Provided data:
*****

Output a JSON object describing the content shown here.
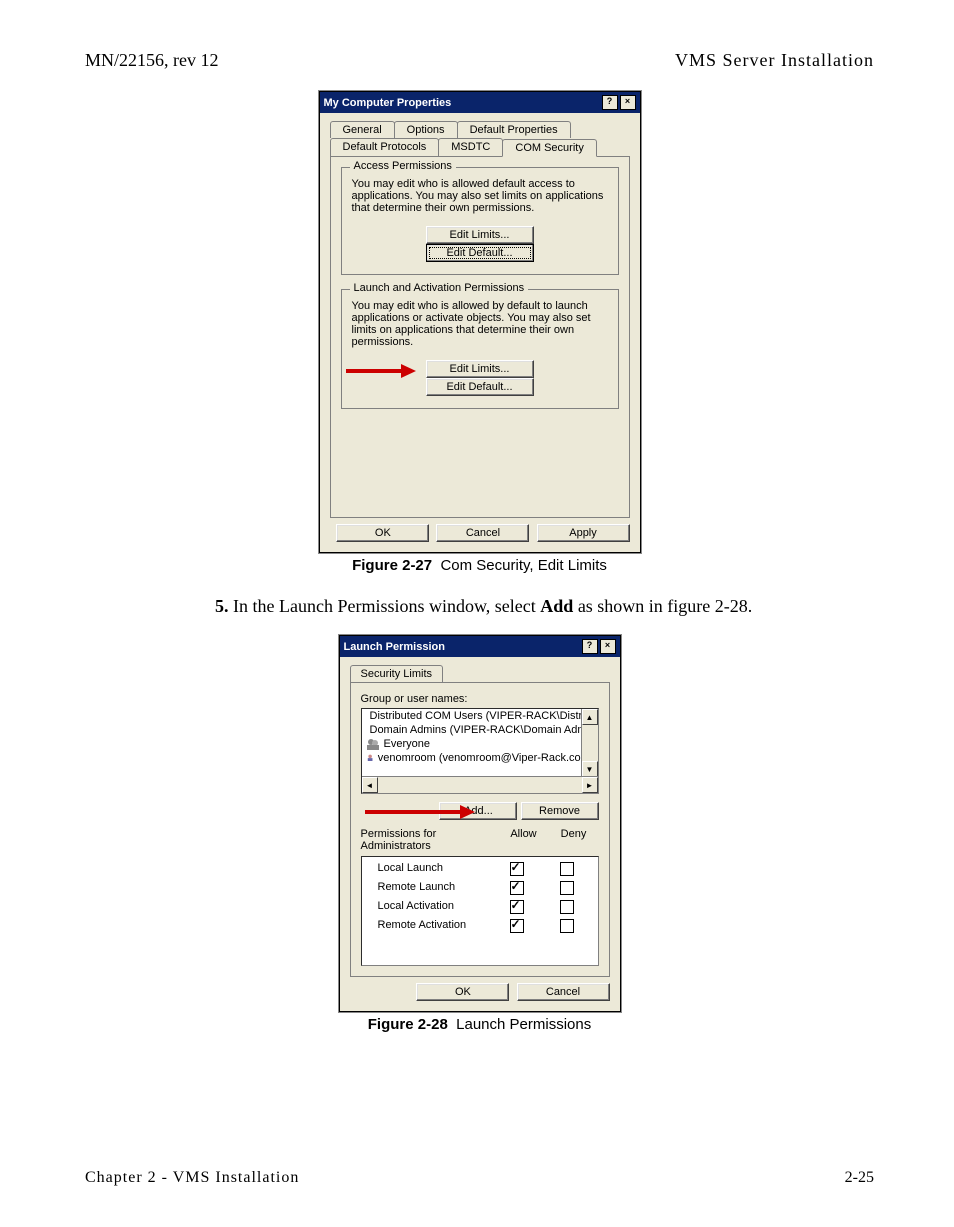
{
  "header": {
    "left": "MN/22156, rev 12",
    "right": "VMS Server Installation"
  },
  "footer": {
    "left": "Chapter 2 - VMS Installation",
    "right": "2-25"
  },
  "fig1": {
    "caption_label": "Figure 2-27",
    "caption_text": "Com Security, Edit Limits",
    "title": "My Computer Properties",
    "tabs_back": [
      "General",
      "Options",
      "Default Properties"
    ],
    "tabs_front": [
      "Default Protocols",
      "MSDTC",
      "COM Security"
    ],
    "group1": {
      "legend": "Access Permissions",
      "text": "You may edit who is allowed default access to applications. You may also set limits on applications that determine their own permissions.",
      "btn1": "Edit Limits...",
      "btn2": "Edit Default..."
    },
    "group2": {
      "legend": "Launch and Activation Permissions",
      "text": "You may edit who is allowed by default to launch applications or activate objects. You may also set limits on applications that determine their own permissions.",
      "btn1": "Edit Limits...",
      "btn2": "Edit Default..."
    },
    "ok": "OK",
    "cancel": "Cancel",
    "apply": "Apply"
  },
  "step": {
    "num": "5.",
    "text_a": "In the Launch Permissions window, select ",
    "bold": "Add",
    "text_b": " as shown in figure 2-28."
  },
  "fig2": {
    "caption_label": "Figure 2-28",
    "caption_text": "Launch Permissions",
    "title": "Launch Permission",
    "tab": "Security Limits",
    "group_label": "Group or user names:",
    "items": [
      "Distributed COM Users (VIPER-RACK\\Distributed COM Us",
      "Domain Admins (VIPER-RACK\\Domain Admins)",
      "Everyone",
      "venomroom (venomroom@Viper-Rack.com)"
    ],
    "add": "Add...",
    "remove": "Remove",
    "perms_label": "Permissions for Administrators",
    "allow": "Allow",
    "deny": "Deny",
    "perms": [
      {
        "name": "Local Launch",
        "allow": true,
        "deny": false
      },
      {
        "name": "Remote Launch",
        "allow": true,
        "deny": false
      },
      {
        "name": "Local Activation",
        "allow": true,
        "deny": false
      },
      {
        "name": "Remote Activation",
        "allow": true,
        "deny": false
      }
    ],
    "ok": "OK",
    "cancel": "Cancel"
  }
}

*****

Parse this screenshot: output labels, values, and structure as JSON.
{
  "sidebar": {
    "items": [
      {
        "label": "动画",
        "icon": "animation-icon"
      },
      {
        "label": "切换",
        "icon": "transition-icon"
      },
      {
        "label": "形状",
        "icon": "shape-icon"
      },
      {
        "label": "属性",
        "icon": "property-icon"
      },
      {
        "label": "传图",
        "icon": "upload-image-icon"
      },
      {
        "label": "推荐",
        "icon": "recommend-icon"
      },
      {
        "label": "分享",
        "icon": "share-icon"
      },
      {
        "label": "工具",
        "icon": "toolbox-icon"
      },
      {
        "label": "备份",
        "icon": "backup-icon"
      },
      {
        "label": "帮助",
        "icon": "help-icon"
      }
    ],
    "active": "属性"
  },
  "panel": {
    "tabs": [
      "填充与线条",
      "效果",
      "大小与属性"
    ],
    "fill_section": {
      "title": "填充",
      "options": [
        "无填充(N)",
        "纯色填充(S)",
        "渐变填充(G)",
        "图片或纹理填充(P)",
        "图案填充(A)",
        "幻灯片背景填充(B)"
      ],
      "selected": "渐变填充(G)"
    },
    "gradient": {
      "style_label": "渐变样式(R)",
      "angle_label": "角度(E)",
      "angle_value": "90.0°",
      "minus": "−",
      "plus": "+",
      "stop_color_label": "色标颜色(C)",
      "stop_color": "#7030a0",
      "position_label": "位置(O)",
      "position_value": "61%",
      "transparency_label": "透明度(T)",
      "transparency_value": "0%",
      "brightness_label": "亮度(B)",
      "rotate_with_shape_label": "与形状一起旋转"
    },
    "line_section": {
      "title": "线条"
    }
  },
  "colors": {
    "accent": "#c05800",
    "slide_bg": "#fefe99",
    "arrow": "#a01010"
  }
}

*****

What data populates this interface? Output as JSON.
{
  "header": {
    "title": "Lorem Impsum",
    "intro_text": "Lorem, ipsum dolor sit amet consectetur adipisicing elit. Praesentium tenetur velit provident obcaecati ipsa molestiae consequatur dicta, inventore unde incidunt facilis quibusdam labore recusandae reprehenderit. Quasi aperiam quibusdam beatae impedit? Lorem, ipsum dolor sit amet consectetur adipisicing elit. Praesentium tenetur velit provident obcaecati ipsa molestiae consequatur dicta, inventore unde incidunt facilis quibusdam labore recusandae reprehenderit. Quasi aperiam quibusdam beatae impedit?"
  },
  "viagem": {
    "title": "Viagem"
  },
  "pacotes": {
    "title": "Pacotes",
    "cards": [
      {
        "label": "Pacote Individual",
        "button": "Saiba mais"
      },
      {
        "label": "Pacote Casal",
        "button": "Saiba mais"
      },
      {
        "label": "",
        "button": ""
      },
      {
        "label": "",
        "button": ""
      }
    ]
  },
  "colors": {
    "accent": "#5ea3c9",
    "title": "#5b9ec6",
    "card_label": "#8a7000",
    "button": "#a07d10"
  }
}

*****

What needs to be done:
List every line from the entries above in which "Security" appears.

Written reply:
    "caption_text": "Com Security, Edit Limits",
      "COM Security"
    "tab": "Security Limits",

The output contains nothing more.